# WHAT THE EXERCISE ASKS
Please give back each entry below unaltered, leaving the pictures out.

# DATASET RECORDS
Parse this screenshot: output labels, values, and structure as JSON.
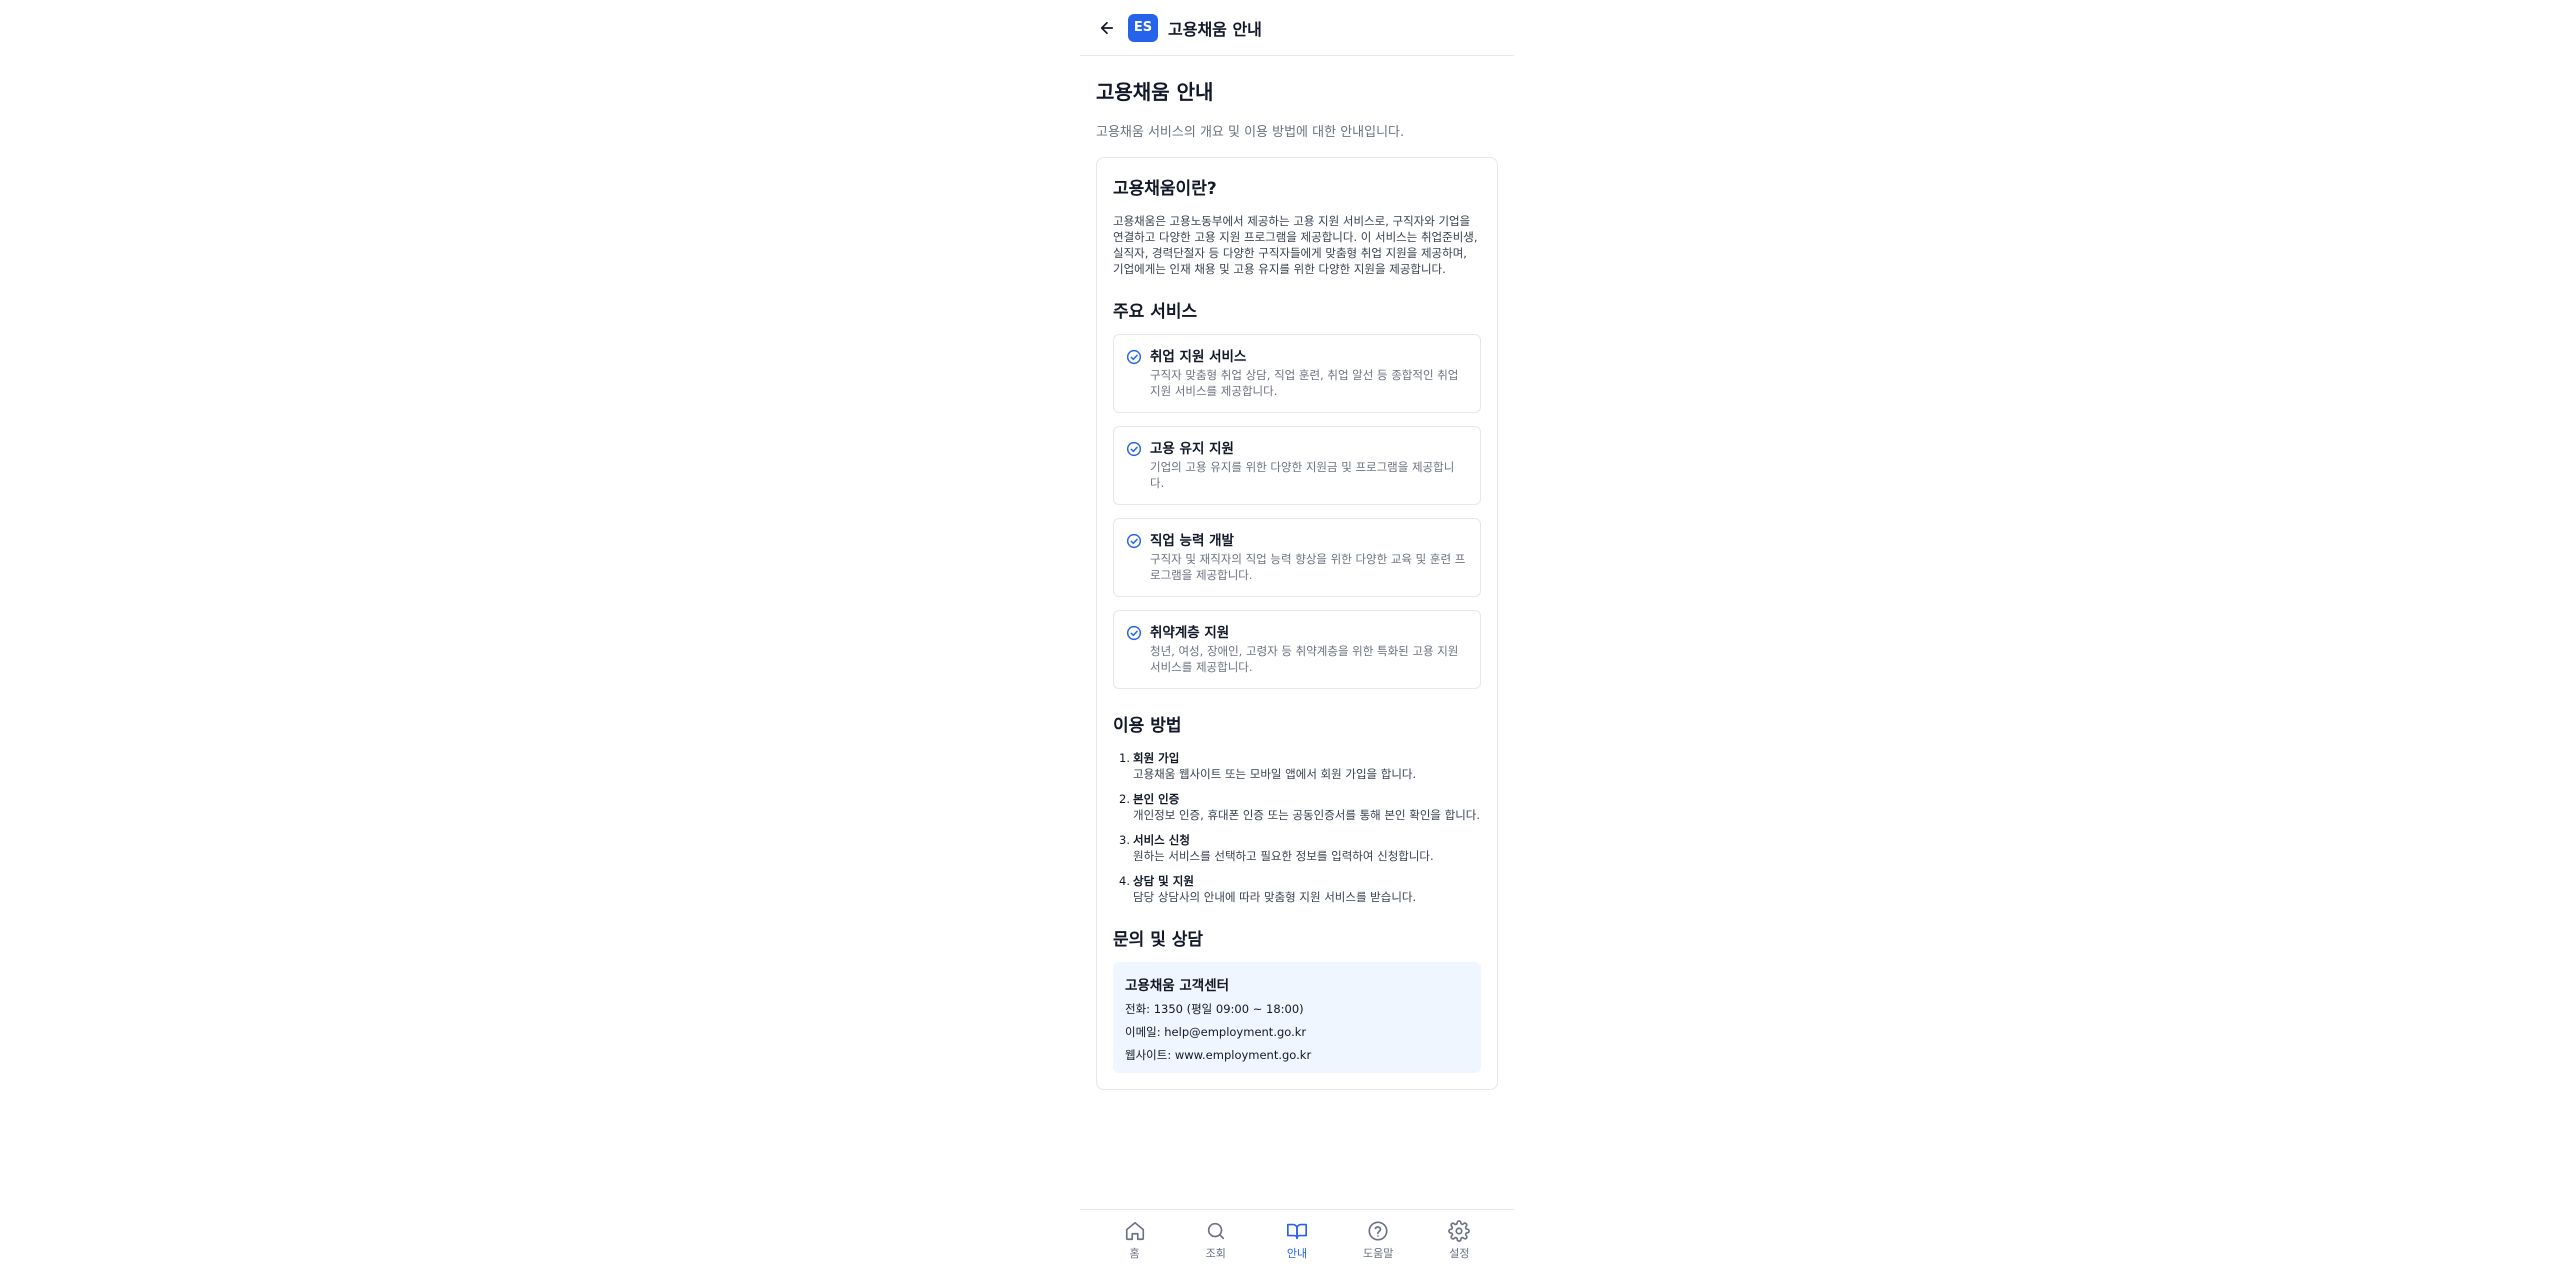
{
  "header": {
    "logo_text": "ES",
    "title": "고용채움 안내"
  },
  "page": {
    "title": "고용채움 안내",
    "subtitle": "고용채움 서비스의 개요 및 이용 방법에 대한 안내입니다."
  },
  "intro": {
    "title": "고용채움이란?",
    "text": "고용채움은 고용노동부에서 제공하는 고용 지원 서비스로, 구직자와 기업을 연결하고 다양한 고용 지원 프로그램을 제공합니다. 이 서비스는 취업준비생, 실직자, 경력단절자 등 다양한 구직자들에게 맞춤형 취업 지원을 제공하며, 기업에게는 인재 채용 및 고용 유지를 위한 다양한 지원을 제공합니다."
  },
  "services": {
    "title": "주요 서비스",
    "items": [
      {
        "name": "취업 지원 서비스",
        "desc": "구직자 맞춤형 취업 상담, 직업 훈련, 취업 알선 등 종합적인 취업 지원 서비스를 제공합니다."
      },
      {
        "name": "고용 유지 지원",
        "desc": "기업의 고용 유지를 위한 다양한 지원금 및 프로그램을 제공합니다."
      },
      {
        "name": "직업 능력 개발",
        "desc": "구직자 및 재직자의 직업 능력 향상을 위한 다양한 교육 및 훈련 프로그램을 제공합니다."
      },
      {
        "name": "취약계층 지원",
        "desc": "청년, 여성, 장애인, 고령자 등 취약계층을 위한 특화된 고용 지원 서비스를 제공합니다."
      }
    ]
  },
  "usage": {
    "title": "이용 방법",
    "steps": [
      {
        "num": "1.",
        "name": "회원 가입",
        "desc": "고용채움 웹사이트 또는 모바일 앱에서 회원 가입을 합니다."
      },
      {
        "num": "2.",
        "name": "본인 인증",
        "desc": "개인정보 인증, 휴대폰 인증 또는 공동인증서를 통해 본인 확인을 합니다."
      },
      {
        "num": "3.",
        "name": "서비스 신청",
        "desc": "원하는 서비스를 선택하고 필요한 정보를 입력하여 신청합니다."
      },
      {
        "num": "4.",
        "name": "상담 및 지원",
        "desc": "담당 상담사의 안내에 따라 맞춤형 지원 서비스를 받습니다."
      }
    ]
  },
  "contact": {
    "title": "문의 및 상담",
    "name": "고용채움 고객센터",
    "phone": "전화: 1350 (평일 09:00 ~ 18:00)",
    "email": "이메일: help@employment.go.kr",
    "website": "웹사이트: www.employment.go.kr"
  },
  "nav": {
    "items": [
      {
        "label": "홈",
        "icon": "home-icon"
      },
      {
        "label": "조회",
        "icon": "search-icon"
      },
      {
        "label": "안내",
        "icon": "book-icon"
      },
      {
        "label": "도움말",
        "icon": "help-icon"
      },
      {
        "label": "설정",
        "icon": "settings-icon"
      }
    ],
    "active_index": 2
  },
  "colors": {
    "accent": "#2563eb",
    "muted": "#6b7280",
    "contact_bg": "#eff6ff"
  }
}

# EXPECTED OUTPUT
Parse this screenshot: output labels, values, and structure as JSON.
{
  "header": {
    "logo_text": "ES",
    "title": "고용채움 안내"
  },
  "page": {
    "title": "고용채움 안내",
    "subtitle": "고용채움 서비스의 개요 및 이용 방법에 대한 안내입니다."
  },
  "intro": {
    "title": "고용채움이란?",
    "text": "고용채움은 고용노동부에서 제공하는 고용 지원 서비스로, 구직자와 기업을 연결하고 다양한 고용 지원 프로그램을 제공합니다. 이 서비스는 취업준비생, 실직자, 경력단절자 등 다양한 구직자들에게 맞춤형 취업 지원을 제공하며, 기업에게는 인재 채용 및 고용 유지를 위한 다양한 지원을 제공합니다."
  },
  "services": {
    "title": "주요 서비스",
    "items": [
      {
        "name": "취업 지원 서비스",
        "desc": "구직자 맞춤형 취업 상담, 직업 훈련, 취업 알선 등 종합적인 취업 지원 서비스를 제공합니다."
      },
      {
        "name": "고용 유지 지원",
        "desc": "기업의 고용 유지를 위한 다양한 지원금 및 프로그램을 제공합니다."
      },
      {
        "name": "직업 능력 개발",
        "desc": "구직자 및 재직자의 직업 능력 향상을 위한 다양한 교육 및 훈련 프로그램을 제공합니다."
      },
      {
        "name": "취약계층 지원",
        "desc": "청년, 여성, 장애인, 고령자 등 취약계층을 위한 특화된 고용 지원 서비스를 제공합니다."
      }
    ]
  },
  "usage": {
    "title": "이용 방법",
    "steps": [
      {
        "num": "1.",
        "name": "회원 가입",
        "desc": "고용채움 웹사이트 또는 모바일 앱에서 회원 가입을 합니다."
      },
      {
        "num": "2.",
        "name": "본인 인증",
        "desc": "개인정보 인증, 휴대폰 인증 또는 공동인증서를 통해 본인 확인을 합니다."
      },
      {
        "num": "3.",
        "name": "서비스 신청",
        "desc": "원하는 서비스를 선택하고 필요한 정보를 입력하여 신청합니다."
      },
      {
        "num": "4.",
        "name": "상담 및 지원",
        "desc": "담당 상담사의 안내에 따라 맞춤형 지원 서비스를 받습니다."
      }
    ]
  },
  "contact": {
    "title": "문의 및 상담",
    "name": "고용채움 고객센터",
    "phone": "전화: 1350 (평일 09:00 ~ 18:00)",
    "email": "이메일: help@employment.go.kr",
    "website": "웹사이트: www.employment.go.kr"
  },
  "nav": {
    "items": [
      {
        "label": "홈",
        "icon": "home-icon"
      },
      {
        "label": "조회",
        "icon": "search-icon"
      },
      {
        "label": "안내",
        "icon": "book-icon"
      },
      {
        "label": "도움말",
        "icon": "help-icon"
      },
      {
        "label": "설정",
        "icon": "settings-icon"
      }
    ],
    "active_index": 2
  },
  "colors": {
    "accent": "#2563eb",
    "muted": "#6b7280",
    "contact_bg": "#eff6ff"
  }
}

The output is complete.